Cristian Vogel


“… crafted through 2020’s solitude, anxiety and hope…”

Release Notes

Label: Endless Process
Release: The Rebirth Of Wonky
Date: February 4th, 2020
Mastered By: Helmut Erler
Artwork By: Luis Toledo

If you are a child of the 90s, and by that, I mean that you were born a decade and a half before, and spent your young adulthood in the rave scene, sitting back against cold warehouse walls vibrating with the bass of beating techno, collecting tracks pressed on 12″ to flog your sleeping neighbours, and driving for 5 hours at a time towards another empty space turned into a makeshift stage for worshipped DJs… if you are like me… then you are, of course, familiar with Cristian Vogel, who has made a career out of creating forward-thinking electronic music for labels such as Mille Plateaux, Force Inc., and revered Tresor. And as the decade rolled into the next millennium, this Santiago-born musician pushed sounds further, past beyond ongoing trend, with albums on Sub Rosa, NovaMute, and Shitkatapult, appearing on these pages once again, with The Inertials featured on the Best of 2013 list, Music For Crawling Through Abandoned Cities, and later Polyphonic Beings covered on the site in depth. So yes, I am a follower and avid fan. Which is why today I am excited to premiere a track from the upcoming album, titled The Rebirth Of Wonky, released on Endless Process February 4th. Oh, and I was able to ask Cristian questions on his process for this 25th full-length release!
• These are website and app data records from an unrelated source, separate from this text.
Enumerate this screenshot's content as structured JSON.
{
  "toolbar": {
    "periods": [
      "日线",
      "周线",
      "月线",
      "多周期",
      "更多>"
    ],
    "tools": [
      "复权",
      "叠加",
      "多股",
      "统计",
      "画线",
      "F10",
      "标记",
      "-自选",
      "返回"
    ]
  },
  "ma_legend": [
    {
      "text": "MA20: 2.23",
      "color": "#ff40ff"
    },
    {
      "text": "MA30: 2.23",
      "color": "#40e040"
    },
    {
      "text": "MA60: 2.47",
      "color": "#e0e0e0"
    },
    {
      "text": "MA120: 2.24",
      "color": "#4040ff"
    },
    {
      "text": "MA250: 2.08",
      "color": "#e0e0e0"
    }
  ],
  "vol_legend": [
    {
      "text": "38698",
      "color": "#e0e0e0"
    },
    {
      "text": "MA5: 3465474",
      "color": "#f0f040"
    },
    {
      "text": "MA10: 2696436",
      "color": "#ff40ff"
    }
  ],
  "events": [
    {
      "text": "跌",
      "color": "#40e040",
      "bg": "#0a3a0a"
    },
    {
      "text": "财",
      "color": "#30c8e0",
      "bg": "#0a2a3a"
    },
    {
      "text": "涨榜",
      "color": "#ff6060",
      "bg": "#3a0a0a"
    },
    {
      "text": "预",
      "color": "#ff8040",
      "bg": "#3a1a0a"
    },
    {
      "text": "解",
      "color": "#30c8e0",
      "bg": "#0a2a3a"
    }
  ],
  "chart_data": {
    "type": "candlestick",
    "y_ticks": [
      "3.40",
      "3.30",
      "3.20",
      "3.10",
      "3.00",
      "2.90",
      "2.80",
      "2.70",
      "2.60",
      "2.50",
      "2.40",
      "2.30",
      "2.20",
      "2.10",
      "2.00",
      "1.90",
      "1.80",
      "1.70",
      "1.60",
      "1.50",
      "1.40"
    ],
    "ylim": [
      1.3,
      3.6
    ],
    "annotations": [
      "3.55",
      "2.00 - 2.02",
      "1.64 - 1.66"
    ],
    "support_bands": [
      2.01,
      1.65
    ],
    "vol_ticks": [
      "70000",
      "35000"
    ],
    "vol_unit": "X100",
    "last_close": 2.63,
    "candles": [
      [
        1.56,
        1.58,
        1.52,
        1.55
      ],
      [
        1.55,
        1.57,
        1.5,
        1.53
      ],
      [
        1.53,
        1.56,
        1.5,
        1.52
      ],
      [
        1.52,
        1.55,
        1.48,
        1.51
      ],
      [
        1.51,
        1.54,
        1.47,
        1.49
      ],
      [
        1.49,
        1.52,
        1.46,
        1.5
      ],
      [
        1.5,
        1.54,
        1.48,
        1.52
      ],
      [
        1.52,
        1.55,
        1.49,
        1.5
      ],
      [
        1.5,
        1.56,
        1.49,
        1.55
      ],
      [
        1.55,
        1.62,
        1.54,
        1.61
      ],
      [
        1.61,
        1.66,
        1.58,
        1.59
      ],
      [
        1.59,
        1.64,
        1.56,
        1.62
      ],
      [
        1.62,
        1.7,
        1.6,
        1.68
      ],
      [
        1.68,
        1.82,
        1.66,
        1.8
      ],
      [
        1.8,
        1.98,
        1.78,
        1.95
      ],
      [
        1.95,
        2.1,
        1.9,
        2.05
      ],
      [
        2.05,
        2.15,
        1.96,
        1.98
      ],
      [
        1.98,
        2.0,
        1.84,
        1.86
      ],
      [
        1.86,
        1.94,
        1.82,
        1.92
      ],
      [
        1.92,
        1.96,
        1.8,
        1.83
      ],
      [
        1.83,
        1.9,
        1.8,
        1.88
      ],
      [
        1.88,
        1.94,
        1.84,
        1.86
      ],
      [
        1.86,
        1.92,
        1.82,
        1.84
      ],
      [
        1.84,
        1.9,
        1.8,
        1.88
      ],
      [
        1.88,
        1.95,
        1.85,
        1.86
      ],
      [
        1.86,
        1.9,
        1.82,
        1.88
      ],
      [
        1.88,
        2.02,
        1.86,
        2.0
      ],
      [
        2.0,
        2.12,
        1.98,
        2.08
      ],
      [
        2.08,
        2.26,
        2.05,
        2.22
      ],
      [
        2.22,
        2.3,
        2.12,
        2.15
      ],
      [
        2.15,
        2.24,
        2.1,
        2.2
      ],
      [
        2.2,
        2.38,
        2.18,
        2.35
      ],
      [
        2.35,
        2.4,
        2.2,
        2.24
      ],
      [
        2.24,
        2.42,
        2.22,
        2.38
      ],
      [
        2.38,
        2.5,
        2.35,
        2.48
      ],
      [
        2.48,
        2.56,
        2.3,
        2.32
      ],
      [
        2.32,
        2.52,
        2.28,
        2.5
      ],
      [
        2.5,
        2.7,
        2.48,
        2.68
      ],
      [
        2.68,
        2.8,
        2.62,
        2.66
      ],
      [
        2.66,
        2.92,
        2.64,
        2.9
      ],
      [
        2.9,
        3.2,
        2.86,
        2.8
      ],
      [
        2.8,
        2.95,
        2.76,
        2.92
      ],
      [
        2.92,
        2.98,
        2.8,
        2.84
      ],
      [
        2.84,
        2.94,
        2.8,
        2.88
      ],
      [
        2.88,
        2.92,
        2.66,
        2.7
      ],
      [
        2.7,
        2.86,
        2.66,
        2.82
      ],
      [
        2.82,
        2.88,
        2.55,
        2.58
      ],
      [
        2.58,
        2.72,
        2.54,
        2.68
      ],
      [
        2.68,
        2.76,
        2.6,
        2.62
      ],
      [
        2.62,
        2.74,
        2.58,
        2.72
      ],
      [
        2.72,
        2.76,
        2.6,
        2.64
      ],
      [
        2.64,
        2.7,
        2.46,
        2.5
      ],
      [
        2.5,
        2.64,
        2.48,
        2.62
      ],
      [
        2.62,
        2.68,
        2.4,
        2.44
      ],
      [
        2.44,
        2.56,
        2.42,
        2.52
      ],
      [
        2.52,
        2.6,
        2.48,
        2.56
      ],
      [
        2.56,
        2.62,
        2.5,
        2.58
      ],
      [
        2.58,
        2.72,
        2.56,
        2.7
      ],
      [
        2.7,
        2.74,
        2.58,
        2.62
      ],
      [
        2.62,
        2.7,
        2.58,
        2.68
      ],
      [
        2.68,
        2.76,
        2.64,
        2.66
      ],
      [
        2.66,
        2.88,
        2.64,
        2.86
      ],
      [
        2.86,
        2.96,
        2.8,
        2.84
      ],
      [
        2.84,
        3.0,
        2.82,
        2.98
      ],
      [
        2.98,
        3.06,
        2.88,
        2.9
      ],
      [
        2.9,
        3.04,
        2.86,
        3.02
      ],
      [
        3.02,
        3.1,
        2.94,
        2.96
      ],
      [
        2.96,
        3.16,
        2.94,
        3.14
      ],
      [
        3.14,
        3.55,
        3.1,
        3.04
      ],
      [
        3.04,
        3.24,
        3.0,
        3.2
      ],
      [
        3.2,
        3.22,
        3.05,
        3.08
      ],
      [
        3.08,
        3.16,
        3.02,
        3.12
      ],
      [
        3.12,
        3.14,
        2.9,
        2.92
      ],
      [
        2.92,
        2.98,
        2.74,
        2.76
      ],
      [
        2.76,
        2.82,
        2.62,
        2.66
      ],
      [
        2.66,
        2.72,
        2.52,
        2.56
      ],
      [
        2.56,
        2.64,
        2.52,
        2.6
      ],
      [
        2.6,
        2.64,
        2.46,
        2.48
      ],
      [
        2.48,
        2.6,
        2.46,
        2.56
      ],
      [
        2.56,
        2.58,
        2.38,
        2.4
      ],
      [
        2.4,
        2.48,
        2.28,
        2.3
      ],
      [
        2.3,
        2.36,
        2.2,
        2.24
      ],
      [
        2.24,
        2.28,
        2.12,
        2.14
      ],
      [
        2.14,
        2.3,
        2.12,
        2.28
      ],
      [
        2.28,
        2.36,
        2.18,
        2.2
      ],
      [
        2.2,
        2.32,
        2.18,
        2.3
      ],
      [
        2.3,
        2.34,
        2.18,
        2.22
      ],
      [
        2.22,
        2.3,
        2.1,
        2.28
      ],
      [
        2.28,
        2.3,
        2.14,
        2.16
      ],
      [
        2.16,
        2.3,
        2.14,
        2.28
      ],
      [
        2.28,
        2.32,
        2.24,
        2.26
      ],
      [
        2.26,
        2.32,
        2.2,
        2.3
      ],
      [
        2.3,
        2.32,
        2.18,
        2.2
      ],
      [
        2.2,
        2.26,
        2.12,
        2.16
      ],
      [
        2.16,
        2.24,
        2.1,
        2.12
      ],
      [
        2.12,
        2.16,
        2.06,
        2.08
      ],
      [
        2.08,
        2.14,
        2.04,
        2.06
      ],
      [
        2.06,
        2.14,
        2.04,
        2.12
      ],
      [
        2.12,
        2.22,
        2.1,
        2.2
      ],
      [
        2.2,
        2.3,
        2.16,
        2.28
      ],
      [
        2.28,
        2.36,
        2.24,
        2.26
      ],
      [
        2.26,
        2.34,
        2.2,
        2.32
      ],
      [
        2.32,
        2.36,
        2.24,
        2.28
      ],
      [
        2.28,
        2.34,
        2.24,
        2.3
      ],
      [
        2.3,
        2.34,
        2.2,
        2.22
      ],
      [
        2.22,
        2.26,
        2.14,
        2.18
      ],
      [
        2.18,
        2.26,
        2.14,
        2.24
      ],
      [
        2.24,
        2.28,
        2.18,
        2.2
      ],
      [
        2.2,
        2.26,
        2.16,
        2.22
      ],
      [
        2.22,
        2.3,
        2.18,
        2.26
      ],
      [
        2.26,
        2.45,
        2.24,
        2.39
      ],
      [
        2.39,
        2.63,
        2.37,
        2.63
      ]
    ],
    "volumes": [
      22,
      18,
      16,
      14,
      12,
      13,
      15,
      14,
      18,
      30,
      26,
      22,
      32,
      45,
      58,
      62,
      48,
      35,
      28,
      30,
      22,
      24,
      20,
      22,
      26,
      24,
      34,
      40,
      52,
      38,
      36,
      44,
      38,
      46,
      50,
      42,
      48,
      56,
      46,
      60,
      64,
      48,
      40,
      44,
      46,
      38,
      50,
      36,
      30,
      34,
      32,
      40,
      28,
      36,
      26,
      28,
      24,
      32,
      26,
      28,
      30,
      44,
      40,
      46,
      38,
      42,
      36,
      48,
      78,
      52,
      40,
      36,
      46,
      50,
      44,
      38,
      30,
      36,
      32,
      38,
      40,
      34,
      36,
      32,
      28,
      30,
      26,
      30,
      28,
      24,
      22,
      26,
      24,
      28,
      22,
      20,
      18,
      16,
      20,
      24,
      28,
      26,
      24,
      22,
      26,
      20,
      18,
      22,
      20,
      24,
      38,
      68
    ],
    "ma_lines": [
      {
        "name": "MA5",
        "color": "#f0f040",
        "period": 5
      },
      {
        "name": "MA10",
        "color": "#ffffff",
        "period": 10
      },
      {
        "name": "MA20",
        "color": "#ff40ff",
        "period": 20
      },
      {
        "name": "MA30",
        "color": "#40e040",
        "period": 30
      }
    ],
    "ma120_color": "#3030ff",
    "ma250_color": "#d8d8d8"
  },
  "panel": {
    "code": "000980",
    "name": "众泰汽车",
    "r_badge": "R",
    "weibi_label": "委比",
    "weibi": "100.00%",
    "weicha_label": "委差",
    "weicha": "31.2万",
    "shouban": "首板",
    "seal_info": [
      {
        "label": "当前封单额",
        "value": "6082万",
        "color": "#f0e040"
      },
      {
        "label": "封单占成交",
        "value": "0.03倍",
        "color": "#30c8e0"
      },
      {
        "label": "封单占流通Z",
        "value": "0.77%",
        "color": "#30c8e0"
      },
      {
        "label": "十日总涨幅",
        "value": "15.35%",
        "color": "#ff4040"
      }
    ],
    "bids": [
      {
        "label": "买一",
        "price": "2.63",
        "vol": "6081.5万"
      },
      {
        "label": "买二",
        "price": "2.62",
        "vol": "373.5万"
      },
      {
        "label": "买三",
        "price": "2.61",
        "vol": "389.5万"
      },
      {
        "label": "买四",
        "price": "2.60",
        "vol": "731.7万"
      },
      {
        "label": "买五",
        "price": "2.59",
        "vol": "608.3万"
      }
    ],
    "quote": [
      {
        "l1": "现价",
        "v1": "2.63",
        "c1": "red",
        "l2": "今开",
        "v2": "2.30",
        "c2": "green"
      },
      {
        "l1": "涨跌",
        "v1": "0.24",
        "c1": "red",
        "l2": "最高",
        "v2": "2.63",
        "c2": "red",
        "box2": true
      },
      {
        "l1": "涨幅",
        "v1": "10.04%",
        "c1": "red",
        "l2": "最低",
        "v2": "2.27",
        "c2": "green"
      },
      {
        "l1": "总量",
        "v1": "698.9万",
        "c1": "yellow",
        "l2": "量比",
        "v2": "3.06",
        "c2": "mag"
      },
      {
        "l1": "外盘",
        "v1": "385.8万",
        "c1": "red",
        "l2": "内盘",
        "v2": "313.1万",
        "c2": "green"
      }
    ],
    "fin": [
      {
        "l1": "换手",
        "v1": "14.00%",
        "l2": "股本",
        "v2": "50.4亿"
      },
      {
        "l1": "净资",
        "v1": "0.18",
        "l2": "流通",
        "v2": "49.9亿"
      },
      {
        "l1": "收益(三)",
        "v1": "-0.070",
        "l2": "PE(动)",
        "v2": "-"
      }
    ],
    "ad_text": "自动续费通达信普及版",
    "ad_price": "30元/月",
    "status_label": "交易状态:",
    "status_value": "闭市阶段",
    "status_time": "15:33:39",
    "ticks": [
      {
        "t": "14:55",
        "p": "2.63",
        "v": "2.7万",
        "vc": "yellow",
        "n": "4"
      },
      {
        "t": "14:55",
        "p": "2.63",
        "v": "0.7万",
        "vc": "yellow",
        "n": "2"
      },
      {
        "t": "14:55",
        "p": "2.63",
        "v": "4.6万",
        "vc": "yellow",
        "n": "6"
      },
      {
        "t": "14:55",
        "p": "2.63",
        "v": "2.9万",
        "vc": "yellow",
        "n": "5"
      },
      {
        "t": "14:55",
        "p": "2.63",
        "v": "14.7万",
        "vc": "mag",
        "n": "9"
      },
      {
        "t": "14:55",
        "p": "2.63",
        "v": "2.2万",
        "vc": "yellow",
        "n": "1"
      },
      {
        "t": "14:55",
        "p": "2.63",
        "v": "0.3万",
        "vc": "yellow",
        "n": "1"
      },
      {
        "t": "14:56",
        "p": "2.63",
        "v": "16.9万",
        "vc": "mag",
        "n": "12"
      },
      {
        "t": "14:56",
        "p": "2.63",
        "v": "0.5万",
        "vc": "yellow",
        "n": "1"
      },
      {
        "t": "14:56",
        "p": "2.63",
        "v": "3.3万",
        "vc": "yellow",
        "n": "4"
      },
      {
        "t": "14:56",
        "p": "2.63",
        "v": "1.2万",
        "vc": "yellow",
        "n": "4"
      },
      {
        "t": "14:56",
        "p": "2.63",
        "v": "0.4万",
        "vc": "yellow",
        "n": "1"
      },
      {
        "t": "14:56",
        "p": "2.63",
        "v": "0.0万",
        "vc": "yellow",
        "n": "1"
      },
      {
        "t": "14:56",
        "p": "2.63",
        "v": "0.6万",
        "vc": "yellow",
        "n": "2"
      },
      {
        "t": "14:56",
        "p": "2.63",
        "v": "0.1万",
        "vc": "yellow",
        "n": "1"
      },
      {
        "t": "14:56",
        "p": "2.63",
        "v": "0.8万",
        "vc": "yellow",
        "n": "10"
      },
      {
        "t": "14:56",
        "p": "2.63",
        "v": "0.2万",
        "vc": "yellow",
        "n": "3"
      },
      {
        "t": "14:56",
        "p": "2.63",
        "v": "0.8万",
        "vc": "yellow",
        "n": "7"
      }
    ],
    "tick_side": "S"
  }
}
Hello Cristian, where are you these days, and how are you coping with the lockdown situation?
I am in Amager, Copenhagen in a part of the city that is simultaneously gritty and beautiful. I have not travelled since my last gig, February 2020 at the Berlin Philharmonie. Since then I have been keeping fit, walking a lot, working on music, getting stoned every now and then, learning new tech stacks, home cooking and trying to figure out how our careers are going to survive all this. The pandemic has been catastrophic to the Arts. I’m glad I wasn’t really a touring musician anyway. I always much-preferred studio work than live shows. Just gotta figure out how to make ends meet working in an industry that doesn’t pay its creatives a penny combined with a devastated live culture. I won’t say it been a breeze, no – but I am healthy and fortunate, I live for music after all! So anyway, I made an optimised setup in our front room from the very start of the first lockdown, because I wasn’t sure if my partner (who is also a music producer) and I could work in the same studio like we did before. As it has evolved, the home setup has turned out pretty neat, I must say… everything is within arms reach and I buy and sell equipment on to get the optimal tooling for what I want to achieve in the studio. Neighbours have been quite understanding, all things considered. I wrote the new album here.

How much of your new album was composed with Kyma and what other gear contributed towards the final production?
Actually, I didn’t work much with Kyma on this album – perhaps some touches here and there. Rather, I mostly went for electronics and modular synthesis all the way. My modular setup is a collection of carefully curated voltage-driven music computers and analog signal processors, all wired up together with loads and loads of patch cables. I also used a Sequential Circuits Pro3 and occasionally my vintage Oberheim Xpander (formerly owned by Nik Kershaw btw). Of the Eurorack modules, some favourites have been Monome Teletype, Grid, ALM Squidsalmple, SteadyStateFate Entity and many flavours of filtering. I also worked with some nice outboard for mixing, like API 8200 and Calrec MiniMixer Mk2. Digital mixing is done through pristine and versatile Metric Halo 3D convertors.

Any particular new techniques that you tried out for The Rebirth Of Wonky? And how has your approach to music composition changed in the last year, especially as it relates to isolation while dealing with anxiety and hope?
Not that I tried this as a ‘new technique’ but I didn’t really want to edit that much – it’s hard work and repetitive and encourages bad posture and anxiety thinking. I want to avoid getting stuck into the stutter process of flowing on instruments, then leaving that nice free mindset to seek some kind of perfectionist hell in the edit. I like the flow with all its modulations, abruptness, surprises. Deciding after the fact that there were loads of ‘mistakes’ and surgically removing them isn’t really what I’d call a ‘flow’. After all these years, I have developed a repulsion from that audio loop approach of certain DAWs and producers that will remain nameless. I prefer to choreograph a track as much as possible, finding places where I can flex and pivot the sounds, and record it all in a reliable way to multitrack for doing the final studio mixes from the sessions. I don’t mind doing a bit of nip and tuck, or a few nice digital effects on the DAW in the final mixdowns. But structurally, I keep things pretty much to refining the best out of a few days takes from intense patching. How that all relates to coping with anxiety and emphasising hope for humanity and nature each day – well, I guess the answer to that is in the results.